We are choosing Welsh Medium Education - The Beginning

Many of you know that I'm not a Welsh speaker. You may have heard me waffle on about how sad that makes me, I probably speak better Spanish & French than I do Welsh and I've lived here my whole life.

My story with the Welsh language is a funny one. My Mother is a first language Welsh speaker, so are all her family who live in a very condensed area surrounding Machynlleth. My Father was born in Porthcawl and though he does not speak Welsh fluently, this does not hinder him when he argues with my Mother over the right way to say 'this or that'.

I was born in Welshpool, I lived in the small village of Forden for my first 7 years before moving to Newtown where I stayed until I left for Uni. When we moved, I remember my Mother making enquiries about the local Welsh school, I remember there being no places and it being quickly dropped.  The Welsh language did not seem a big deal in my childhood, even on those Sundays I'd spend tucked away in my Nain's lounge, nibbling on egg sandwiches made with the thinnest home baked bread. I'd eat and listen to the hum of chatter seeping from the kitchen, no clue what they spoke of or even much desire to learn those adult secrets.

I remember my Grandparents speaking English to me when I was much older but as a child, I can clearly remember listening to their whole Welsh sentence before racking my brain to understand one or two keywords that would let me unlock the rest. I answered in English. Always.

Like you probably, I studied Welsh at school. I never aced my homework. My Mother argued 'black was blue' when it came to Mr Ireland and his 'University Taught Welsh' but despite her hatred for this improper use of her language, I passed.

You wouldn't guess it from my lacklustre speaking history with Welsh, but I feel a knot in my stomach whenever anyone asks me "ti'n siarad Cymraeg?". I've looked into learning and either been prohibited by cost or time. Sad but true.

So here I am. A Welsh Woman. Not a Welsh Speaker, living with an English man.

From the time I conceived, I longed to Welshify my child. It started with the name, which never really happened. then there was his first WRU onesie, lovingly bought by my Father, who popped him into it for each six nations game in 2016. I often wondered how I'd get my point across to James that I felt deeply that our child should learn Welsh. I mean, he is Welsh. He was going to grow up feeling about Wales like I do right?

James and I actually spent longer discussing what sports team our child would want to play for than we did about what language he should be educated in and I don't say that to trivialize it. I poured forums and blog posts, we've discussed it on The This Welsh Mother page and I checked and checked with many people who had already followed this path before me.

James' ease with my thoughts on the Welsh language quite honestly shocked me.

"If we lived in France he'd have to learn French, wouldn't he. I don't think it's any different."

and while that view point won't work for everyone. It was the starting point for us.
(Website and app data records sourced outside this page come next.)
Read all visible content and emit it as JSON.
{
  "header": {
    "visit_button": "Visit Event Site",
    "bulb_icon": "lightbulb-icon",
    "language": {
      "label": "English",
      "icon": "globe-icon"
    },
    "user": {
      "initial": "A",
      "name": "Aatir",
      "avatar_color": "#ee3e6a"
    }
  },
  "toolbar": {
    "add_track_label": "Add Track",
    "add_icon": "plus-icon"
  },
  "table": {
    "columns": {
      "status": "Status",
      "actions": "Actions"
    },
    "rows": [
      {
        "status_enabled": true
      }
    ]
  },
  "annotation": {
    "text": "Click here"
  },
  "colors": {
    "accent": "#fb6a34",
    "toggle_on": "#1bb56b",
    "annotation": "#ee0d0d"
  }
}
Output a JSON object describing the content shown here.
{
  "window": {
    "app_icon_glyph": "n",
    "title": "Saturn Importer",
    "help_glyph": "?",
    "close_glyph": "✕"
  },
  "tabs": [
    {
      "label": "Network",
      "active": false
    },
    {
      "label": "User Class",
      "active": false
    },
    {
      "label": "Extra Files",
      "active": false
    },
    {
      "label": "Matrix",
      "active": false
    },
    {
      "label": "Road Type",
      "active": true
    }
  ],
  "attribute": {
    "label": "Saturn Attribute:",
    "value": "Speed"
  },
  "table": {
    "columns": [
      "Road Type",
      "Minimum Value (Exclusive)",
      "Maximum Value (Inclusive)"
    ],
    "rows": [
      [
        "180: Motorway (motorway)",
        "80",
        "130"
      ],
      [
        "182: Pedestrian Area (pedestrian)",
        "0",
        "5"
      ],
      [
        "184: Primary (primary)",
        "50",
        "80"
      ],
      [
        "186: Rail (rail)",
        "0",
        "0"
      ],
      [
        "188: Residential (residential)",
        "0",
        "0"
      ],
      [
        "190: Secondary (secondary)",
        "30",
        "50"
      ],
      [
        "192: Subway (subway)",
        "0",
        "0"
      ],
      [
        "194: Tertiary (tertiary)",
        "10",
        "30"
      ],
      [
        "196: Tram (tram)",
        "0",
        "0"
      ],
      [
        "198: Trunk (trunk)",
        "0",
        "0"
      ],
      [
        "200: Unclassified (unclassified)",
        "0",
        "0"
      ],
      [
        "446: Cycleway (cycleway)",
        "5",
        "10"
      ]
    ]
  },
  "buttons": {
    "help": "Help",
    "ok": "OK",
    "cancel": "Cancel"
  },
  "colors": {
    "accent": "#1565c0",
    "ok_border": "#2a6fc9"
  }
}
We enjoyed visits to our local 'Ti a Fi" good before connecting to a local Meithrin, Welsh language nursery. I think whatever method you choose for your child, YOU need to be comfortable with it and as soon as I visited our nursery, I knew it was the one.

teaching children welsh

We are now starting our second term and despite us never really speaking welsh to my Son at home, I have caught him counting to himself in Welsh (actually he counts better in Welsh than in English) and also sying 'Hwyl' to my parents when they leave. It's so cute.

As we are both self-employed, he doesn't need to be in Full-Time Childcare yet. He now attends three, half-day sessions and he seems really happy and always runs in there without giving me a second glance.

We've discussed the Welsh language for kids over on the Facebook page and I know so many of our readers were contemplating Welsh medium education for their kids so I thought a little update on our own journey might help you because I know lived experience was something I was looking for when I had questions.

I plan to improve my own Welsh language skills this year too and have enrolled in a week-long summer school in July. I'm actually really looking forward to it.

If you have any questions why not head over to our Facebook page, it's where we keep all the conversations going. You can find it by clicking HERE

ceri gillett

Ceri Gillett

Ceri is a seriel entrepreneur, overthinker and occasional wine drinker.

Most often found in the Monmouthshire countryside with Fred (2.5 years). Likes Rap and Red nails in no particular order.